### Problem
All entries, exactly as written, should be output again.
-=-=-=-=-
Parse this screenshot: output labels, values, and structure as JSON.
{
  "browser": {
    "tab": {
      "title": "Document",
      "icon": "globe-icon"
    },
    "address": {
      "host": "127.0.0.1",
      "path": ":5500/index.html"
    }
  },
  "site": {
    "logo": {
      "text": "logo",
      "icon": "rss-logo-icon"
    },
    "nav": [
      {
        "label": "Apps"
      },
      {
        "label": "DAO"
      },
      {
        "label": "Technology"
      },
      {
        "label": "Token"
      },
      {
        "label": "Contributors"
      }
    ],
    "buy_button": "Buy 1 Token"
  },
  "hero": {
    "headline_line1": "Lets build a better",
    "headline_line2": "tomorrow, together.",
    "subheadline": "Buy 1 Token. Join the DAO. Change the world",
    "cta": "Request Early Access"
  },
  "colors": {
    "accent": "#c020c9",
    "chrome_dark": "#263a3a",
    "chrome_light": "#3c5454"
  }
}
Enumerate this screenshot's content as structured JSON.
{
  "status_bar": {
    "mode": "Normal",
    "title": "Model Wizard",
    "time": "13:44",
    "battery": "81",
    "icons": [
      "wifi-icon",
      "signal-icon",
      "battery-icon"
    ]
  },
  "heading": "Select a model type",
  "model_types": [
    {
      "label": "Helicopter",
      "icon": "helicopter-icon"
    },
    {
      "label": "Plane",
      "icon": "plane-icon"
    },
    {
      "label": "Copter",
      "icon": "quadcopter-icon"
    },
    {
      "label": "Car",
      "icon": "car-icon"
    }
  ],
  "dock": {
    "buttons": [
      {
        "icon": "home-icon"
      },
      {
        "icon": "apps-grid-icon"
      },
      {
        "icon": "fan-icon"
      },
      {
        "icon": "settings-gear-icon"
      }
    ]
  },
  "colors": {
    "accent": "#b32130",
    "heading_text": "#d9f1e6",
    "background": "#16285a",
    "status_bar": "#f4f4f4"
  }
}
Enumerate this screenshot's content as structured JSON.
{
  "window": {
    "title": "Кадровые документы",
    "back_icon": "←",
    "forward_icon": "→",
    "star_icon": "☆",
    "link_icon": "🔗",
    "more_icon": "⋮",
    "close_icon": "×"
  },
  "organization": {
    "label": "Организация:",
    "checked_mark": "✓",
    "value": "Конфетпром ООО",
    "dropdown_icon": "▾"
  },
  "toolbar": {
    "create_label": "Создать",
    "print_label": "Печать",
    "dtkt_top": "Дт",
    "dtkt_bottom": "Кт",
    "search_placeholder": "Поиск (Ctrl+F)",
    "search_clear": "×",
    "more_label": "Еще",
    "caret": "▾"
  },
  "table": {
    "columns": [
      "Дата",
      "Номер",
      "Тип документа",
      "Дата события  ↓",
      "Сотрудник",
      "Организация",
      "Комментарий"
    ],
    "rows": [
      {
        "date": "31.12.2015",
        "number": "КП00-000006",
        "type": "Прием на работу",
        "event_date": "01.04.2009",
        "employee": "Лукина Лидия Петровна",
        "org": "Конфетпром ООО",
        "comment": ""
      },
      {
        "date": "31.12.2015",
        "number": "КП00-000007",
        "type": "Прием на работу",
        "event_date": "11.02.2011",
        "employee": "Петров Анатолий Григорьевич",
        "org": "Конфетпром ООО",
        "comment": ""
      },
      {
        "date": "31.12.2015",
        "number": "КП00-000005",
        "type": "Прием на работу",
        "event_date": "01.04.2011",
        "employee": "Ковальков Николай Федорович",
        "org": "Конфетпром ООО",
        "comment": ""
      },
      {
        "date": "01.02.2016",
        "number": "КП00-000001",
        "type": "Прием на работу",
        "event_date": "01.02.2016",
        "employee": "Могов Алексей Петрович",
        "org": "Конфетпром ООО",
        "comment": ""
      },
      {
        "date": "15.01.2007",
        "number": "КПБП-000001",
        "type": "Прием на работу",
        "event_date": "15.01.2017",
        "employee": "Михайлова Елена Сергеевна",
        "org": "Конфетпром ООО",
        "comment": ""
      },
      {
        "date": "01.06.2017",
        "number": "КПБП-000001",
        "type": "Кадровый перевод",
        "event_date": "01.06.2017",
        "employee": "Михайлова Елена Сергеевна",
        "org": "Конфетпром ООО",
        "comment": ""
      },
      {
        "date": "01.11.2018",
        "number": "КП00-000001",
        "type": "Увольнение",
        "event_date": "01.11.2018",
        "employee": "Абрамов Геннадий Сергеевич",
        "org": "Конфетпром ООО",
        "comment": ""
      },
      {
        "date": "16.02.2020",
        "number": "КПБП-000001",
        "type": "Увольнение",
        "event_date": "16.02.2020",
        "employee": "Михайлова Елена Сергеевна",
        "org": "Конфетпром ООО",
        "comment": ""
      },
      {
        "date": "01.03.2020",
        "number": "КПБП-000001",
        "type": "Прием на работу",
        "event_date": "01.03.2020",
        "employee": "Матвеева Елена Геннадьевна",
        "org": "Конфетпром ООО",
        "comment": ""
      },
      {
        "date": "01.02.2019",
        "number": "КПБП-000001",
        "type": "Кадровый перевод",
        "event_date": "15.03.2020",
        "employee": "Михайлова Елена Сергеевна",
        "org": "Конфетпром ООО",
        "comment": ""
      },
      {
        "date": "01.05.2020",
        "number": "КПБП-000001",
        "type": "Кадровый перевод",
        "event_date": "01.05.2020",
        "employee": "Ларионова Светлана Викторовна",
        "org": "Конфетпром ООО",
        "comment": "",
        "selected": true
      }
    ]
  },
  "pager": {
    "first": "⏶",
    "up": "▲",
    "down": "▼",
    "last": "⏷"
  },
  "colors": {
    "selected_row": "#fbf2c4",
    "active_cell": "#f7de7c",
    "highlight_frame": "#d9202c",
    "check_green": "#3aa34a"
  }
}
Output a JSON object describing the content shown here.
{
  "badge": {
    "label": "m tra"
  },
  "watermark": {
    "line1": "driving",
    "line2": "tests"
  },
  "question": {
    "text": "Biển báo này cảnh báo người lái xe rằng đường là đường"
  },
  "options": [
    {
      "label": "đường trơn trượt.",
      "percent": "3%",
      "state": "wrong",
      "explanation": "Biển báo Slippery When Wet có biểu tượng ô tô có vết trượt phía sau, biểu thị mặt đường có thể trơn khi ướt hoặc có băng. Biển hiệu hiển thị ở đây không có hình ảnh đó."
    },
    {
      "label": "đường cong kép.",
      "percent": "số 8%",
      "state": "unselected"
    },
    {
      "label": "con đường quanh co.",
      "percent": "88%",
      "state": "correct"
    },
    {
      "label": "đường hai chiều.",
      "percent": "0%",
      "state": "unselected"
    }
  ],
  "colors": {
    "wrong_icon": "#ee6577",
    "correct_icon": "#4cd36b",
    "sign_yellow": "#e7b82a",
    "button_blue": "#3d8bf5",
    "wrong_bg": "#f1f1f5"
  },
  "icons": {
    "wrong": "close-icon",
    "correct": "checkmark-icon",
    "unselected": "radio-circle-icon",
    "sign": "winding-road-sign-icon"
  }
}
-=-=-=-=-
### Exercise solution
Parse this screenshot: output labels, values, and structure as JSON.
{
  "browser": {
    "tab": {
      "title": "Document",
      "icon": "globe-icon"
    },
    "address": {
      "host": "127.0.0.1",
      "path": ":5500/index.html"
    }
  },
  "site": {
    "logo": {
      "text": "logo",
      "icon": "rss-logo-icon"
    },
    "nav": [
      {
        "label": "Apps"
      },
      {
        "label": "DAO"
      },
      {
        "label": "Technology"
      },
      {
        "label": "Token"
      },
      {
        "label": "Contributors"
      }
    ],
    "buy_button": "Buy 1 Token"
  },
  "hero": {
    "headline_line1": "Lets build a better",
    "headline_line2": "tomorrow, together.",
    "subheadline": "Buy 1 Token. Join the DAO. Change the world",
    "cta": "Request Early Access"
  },
  "colors": {
    "accent": "#c020c9",
    "chrome_dark": "#263a3a",
    "chrome_light": "#3c5454"
  }
}
Enumerate this screenshot's content as structured JSON.
{
  "status_bar": {
    "mode": "Normal",
    "title": "Model Wizard",
    "time": "13:44",
    "battery": "81",
    "icons": [
      "wifi-icon",
      "signal-icon",
      "battery-icon"
    ]
  },
  "heading": "Select a model type",
  "model_types": [
    {
      "label": "Helicopter",
      "icon": "helicopter-icon"
    },
    {
      "label": "Plane",
      "icon": "plane-icon"
    },
    {
      "label": "Copter",
      "icon": "quadcopter-icon"
    },
    {
      "label": "Car",
      "icon": "car-icon"
    }
  ],
  "dock": {
    "buttons": [
      {
        "icon": "home-icon"
      },
      {
        "icon": "apps-grid-icon"
      },
      {
        "icon": "fan-icon"
      },
      {
        "icon": "settings-gear-icon"
      }
    ]
  },
  "colors": {
    "accent": "#b32130",
    "heading_text": "#d9f1e6",
    "background": "#16285a",
    "status_bar": "#f4f4f4"
  }
}
Enumerate this screenshot's content as structured JSON.
{
  "window": {
    "title": "Кадровые документы",
    "back_icon": "←",
    "forward_icon": "→",
    "star_icon": "☆",
    "link_icon": "🔗",
    "more_icon": "⋮",
    "close_icon": "×"
  },
  "organization": {
    "label": "Организация:",
    "checked_mark": "✓",
    "value": "Конфетпром ООО",
    "dropdown_icon": "▾"
  },
  "toolbar": {
    "create_label": "Создать",
    "print_label": "Печать",
    "dtkt_top": "Дт",
    "dtkt_bottom": "Кт",
    "search_placeholder": "Поиск (Ctrl+F)",
    "search_clear": "×",
    "more_label": "Еще",
    "caret": "▾"
  },
  "table": {
    "columns": [
      "Дата",
      "Номер",
      "Тип документа",
      "Дата события  ↓",
      "Сотрудник",
      "Организация",
      "Комментарий"
    ],
    "rows": [
      {
        "date": "31.12.2015",
        "number": "КП00-000006",
        "type": "Прием на работу",
        "event_date": "01.04.2009",
        "employee": "Лукина Лидия Петровна",
        "org": "Конфетпром ООО",
        "comment": ""
      },
      {
        "date": "31.12.2015",
        "number": "КП00-000007",
        "type": "Прием на работу",
        "event_date": "11.02.2011",
        "employee": "Петров Анатолий Григорьевич",
        "org": "Конфетпром ООО",
        "comment": ""
      },
      {
        "date": "31.12.2015",
        "number": "КП00-000005",
        "type": "Прием на работу",
        "event_date": "01.04.2011",
        "employee": "Ковальков Николай Федорович",
        "org": "Конфетпром ООО",
        "comment": ""
      },
      {
        "date": "01.02.2016",
        "number": "КП00-000001",
        "type": "Прием на работу",
        "event_date": "01.02.2016",
        "employee": "Могов Алексей Петрович",
        "org": "Конфетпром ООО",
        "comment": ""
      },
      {
        "date": "15.01.2007",
        "number": "КПБП-000001",
        "type": "Прием на работу",
        "event_date": "15.01.2017",
        "employee": "Михайлова Елена Сергеевна",
        "org": "Конфетпром ООО",
        "comment": ""
      },
      {
        "date": "01.06.2017",
        "number": "КПБП-000001",
        "type": "Кадровый перевод",
        "event_date": "01.06.2017",
        "employee": "Михайлова Елена Сергеевна",
        "org": "Конфетпром ООО",
        "comment": ""
      },
      {
        "date": "01.11.2018",
        "number": "КП00-000001",
        "type": "Увольнение",
        "event_date": "01.11.2018",
        "employee": "Абрамов Геннадий Сергеевич",
        "org": "Конфетпром ООО",
        "comment": ""
      },
      {
        "date": "16.02.2020",
        "number": "КПБП-000001",
        "type": "Увольнение",
        "event_date": "16.02.2020",
        "employee": "Михайлова Елена Сергеевна",
        "org": "Конфетпром ООО",
        "comment": ""
      },
      {
        "date": "01.03.2020",
        "number": "КПБП-000001",
        "type": "Прием на работу",
        "event_date": "01.03.2020",
        "employee": "Матвеева Елена Геннадьевна",
        "org": "Конфетпром ООО",
        "comment": ""
      },
      {
        "date": "01.02.2019",
        "number": "КПБП-000001",
        "type": "Кадровый перевод",
        "event_date": "15.03.2020",
        "employee": "Михайлова Елена Сергеевна",
        "org": "Конфетпром ООО",
        "comment": ""
      },
      {
        "date": "01.05.2020",
        "number": "КПБП-000001",
        "type": "Кадровый перевод",
        "event_date": "01.05.2020",
        "employee": "Ларионова Светлана Викторовна",
        "org": "Конфетпром ООО",
        "comment": "",
        "selected": true
      }
    ]
  },
  "pager": {
    "first": "⏶",
    "up": "▲",
    "down": "▼",
    "last": "⏷"
  },
  "colors": {
    "selected_row": "#fbf2c4",
    "active_cell": "#f7de7c",
    "highlight_frame": "#d9202c",
    "check_green": "#3aa34a"
  }
}
Output a JSON object describing the content shown here.
{
  "badge": {
    "label": "m tra"
  },
  "watermark": {
    "line1": "driving",
    "line2": "tests"
  },
  "question": {
    "text": "Biển báo này cảnh báo người lái xe rằng đường là đường"
  },
  "options": [
    {
      "label": "đường trơn trượt.",
      "percent": "3%",
      "state": "wrong",
      "explanation": "Biển báo Slippery When Wet có biểu tượng ô tô có vết trượt phía sau, biểu thị mặt đường có thể trơn khi ướt hoặc có băng. Biển hiệu hiển thị ở đây không có hình ảnh đó."
    },
    {
      "label": "đường cong kép.",
      "percent": "số 8%",
      "state": "unselected"
    },
    {
      "label": "con đường quanh co.",
      "percent": "88%",
      "state": "correct"
    },
    {
      "label": "đường hai chiều.",
      "percent": "0%",
      "state": "unselected"
    }
  ],
  "colors": {
    "wrong_icon": "#ee6577",
    "correct_icon": "#4cd36b",
    "sign_yellow": "#e7b82a",
    "button_blue": "#3d8bf5",
    "wrong_bg": "#f1f1f5"
  },
  "icons": {
    "wrong": "close-icon",
    "correct": "checkmark-icon",
    "unselected": "radio-circle-icon",
    "sign": "winding-road-sign-icon"
  }
}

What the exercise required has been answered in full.